In Paris, a long-awaited trial gets underway today – pitting two of the most senior figures in French politics against each other in a tale of back-stabbing and intrigue.

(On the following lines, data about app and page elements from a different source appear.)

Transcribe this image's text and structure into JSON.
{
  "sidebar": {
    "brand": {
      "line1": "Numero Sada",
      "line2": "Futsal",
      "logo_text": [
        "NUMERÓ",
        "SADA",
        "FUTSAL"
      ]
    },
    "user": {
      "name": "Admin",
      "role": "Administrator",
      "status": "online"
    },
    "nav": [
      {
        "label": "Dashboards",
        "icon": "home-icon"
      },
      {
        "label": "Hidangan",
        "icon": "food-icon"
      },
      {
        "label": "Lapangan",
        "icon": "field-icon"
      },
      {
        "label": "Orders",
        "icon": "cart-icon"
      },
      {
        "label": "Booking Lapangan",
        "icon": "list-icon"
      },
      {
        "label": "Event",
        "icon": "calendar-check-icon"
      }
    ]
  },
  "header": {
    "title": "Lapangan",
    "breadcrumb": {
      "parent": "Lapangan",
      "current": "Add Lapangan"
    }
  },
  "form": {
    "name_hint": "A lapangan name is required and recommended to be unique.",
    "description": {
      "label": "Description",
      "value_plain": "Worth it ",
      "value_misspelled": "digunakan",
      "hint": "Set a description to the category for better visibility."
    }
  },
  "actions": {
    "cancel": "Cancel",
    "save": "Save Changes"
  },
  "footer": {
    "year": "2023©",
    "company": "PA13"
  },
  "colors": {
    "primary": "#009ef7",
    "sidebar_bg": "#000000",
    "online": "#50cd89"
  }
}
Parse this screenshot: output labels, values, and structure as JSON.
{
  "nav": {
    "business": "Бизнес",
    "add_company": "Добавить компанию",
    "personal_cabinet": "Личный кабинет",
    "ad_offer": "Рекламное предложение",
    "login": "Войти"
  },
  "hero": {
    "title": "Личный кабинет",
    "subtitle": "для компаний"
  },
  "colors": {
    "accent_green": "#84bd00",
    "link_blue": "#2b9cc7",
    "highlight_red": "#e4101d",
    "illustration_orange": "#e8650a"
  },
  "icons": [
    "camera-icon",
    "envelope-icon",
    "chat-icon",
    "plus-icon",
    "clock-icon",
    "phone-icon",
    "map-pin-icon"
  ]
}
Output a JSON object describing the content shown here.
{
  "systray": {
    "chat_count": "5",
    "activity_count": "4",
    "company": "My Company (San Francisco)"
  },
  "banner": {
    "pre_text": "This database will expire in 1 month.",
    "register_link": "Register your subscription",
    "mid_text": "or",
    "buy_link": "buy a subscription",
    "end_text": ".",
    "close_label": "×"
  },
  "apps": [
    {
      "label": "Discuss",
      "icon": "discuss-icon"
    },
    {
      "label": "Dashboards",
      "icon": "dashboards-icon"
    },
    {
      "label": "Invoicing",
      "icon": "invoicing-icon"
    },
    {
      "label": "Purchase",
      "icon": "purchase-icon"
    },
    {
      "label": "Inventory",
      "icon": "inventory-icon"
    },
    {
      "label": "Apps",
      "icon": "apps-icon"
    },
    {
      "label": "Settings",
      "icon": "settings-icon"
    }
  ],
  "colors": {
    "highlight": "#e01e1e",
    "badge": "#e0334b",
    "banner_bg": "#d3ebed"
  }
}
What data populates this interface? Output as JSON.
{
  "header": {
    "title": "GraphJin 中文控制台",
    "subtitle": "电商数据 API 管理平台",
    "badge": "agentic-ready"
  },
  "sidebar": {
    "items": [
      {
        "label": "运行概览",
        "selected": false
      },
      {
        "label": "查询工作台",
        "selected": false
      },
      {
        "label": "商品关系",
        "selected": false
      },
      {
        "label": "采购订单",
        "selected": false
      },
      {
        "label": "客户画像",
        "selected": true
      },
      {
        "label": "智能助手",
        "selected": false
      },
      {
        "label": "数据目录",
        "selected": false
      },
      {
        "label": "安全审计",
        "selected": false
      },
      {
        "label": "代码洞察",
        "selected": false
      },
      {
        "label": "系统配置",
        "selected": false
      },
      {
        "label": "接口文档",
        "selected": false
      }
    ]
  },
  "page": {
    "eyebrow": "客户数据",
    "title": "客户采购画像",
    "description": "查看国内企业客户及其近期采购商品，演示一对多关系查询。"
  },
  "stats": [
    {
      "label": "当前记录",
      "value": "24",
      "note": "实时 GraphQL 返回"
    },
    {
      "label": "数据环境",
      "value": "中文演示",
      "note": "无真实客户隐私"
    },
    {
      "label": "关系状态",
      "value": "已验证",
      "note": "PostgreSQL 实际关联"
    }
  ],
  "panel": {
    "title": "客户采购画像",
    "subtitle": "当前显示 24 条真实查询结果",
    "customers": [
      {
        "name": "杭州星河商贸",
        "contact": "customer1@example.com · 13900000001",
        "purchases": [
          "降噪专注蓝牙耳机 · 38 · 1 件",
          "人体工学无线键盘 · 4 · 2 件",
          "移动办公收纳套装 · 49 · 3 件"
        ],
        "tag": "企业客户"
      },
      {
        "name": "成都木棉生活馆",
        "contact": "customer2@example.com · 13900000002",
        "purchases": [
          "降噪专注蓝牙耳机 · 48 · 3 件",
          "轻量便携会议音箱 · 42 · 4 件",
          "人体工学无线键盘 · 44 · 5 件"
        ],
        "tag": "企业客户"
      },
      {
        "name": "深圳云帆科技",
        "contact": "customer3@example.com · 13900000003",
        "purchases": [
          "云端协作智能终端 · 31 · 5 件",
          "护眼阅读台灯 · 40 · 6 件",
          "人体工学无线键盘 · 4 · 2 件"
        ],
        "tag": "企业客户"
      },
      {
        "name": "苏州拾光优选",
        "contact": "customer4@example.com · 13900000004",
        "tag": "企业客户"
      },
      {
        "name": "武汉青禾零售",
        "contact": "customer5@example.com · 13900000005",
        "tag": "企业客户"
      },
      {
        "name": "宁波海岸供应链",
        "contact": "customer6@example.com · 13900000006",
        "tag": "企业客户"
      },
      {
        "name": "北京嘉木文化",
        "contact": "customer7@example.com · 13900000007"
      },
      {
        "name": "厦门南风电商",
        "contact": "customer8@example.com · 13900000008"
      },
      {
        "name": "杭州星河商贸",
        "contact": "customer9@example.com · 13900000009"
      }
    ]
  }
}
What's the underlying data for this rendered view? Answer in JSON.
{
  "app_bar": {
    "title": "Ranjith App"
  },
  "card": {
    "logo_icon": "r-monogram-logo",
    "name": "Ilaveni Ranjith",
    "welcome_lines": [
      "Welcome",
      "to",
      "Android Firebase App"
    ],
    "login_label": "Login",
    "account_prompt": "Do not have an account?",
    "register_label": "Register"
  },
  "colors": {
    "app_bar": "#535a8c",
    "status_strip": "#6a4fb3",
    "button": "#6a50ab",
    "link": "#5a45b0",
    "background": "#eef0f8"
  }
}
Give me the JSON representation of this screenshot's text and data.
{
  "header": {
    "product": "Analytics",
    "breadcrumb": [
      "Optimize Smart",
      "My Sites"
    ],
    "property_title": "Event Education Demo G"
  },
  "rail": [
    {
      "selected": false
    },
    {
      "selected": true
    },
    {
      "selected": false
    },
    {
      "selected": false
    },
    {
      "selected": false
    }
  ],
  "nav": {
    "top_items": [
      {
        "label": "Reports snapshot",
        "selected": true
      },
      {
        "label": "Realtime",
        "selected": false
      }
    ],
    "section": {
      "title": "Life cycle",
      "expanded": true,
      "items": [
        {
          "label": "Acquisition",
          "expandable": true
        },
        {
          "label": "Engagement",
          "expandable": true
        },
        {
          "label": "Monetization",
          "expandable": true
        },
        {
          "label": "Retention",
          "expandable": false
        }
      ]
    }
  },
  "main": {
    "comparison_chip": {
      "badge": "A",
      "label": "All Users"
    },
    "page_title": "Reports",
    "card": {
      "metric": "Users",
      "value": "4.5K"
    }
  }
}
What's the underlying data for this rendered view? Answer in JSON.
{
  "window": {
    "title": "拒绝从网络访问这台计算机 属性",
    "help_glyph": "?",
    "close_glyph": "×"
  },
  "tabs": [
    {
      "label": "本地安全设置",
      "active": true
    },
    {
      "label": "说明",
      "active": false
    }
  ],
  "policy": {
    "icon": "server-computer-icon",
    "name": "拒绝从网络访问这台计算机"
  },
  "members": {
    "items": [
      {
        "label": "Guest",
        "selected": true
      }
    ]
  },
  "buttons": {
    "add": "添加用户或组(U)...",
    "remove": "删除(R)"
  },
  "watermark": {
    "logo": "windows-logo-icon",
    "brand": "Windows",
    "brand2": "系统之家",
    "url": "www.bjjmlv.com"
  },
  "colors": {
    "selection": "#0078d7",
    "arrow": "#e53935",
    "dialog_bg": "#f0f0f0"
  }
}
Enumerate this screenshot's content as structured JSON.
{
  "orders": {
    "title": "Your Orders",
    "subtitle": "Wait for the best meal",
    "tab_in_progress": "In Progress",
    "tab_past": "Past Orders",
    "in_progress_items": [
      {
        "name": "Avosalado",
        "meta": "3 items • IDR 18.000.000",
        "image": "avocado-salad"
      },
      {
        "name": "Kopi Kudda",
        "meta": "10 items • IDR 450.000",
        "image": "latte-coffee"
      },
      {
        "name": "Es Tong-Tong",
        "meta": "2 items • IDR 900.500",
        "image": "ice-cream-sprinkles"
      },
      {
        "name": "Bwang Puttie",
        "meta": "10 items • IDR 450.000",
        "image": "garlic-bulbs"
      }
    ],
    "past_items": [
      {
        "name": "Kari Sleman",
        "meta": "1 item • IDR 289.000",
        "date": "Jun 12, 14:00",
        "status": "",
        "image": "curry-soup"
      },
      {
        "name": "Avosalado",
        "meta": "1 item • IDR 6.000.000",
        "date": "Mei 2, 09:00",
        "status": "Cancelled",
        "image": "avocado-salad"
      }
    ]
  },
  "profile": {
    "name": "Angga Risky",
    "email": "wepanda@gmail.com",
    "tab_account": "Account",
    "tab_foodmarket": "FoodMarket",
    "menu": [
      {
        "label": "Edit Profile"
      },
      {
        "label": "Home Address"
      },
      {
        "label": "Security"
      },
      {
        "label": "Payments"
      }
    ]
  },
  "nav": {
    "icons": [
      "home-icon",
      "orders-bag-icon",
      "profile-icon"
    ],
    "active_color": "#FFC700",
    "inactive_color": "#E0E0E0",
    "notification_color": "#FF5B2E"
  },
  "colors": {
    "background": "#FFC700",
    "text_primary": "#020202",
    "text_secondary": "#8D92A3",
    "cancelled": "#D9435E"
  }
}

Former Prime Minister Dominique de Villepin is facing charges that he oversaw an elaborate plot to smear Nicolas Sarkozy to prevent him becoming President. The Clearstream affair centres on a list of account holders at a Luxembourg bank of the same name, supposedly laundering illicit bribes from an arms deal. Computer specialist Imad Lahoud is also in the dock, accused of falsifying the list by adding scores of prominent names. It was delivered anonymously to a judge by a former director of the defence company EADS Jean-Louis Gergorin in 2004. The biggest name on the list was Nicolas Sarkozy. But the judge found the document to be a fake. Gergorin, who is also facing charges, claims Villepin made him do it, saying: “According to the evidence, it looks like Imad Lahoud falsified the accounts. There are things that prove that. I was wrong, I can see that. I was a fool. But I believed him.” Sarkozy and Villepin were rival ministers under President Chirac, and were both on the cards to succeed him to the top job. Speaking in 2006, Villepin said: “At no time was there an inquiry into any political figures.” In the same year, Sarkozy said: “I want to know who put me in, why they put me in, and how they put me in.” There is little love lost between the two. Villepin denies the charges, but faces five years in jail if convicted.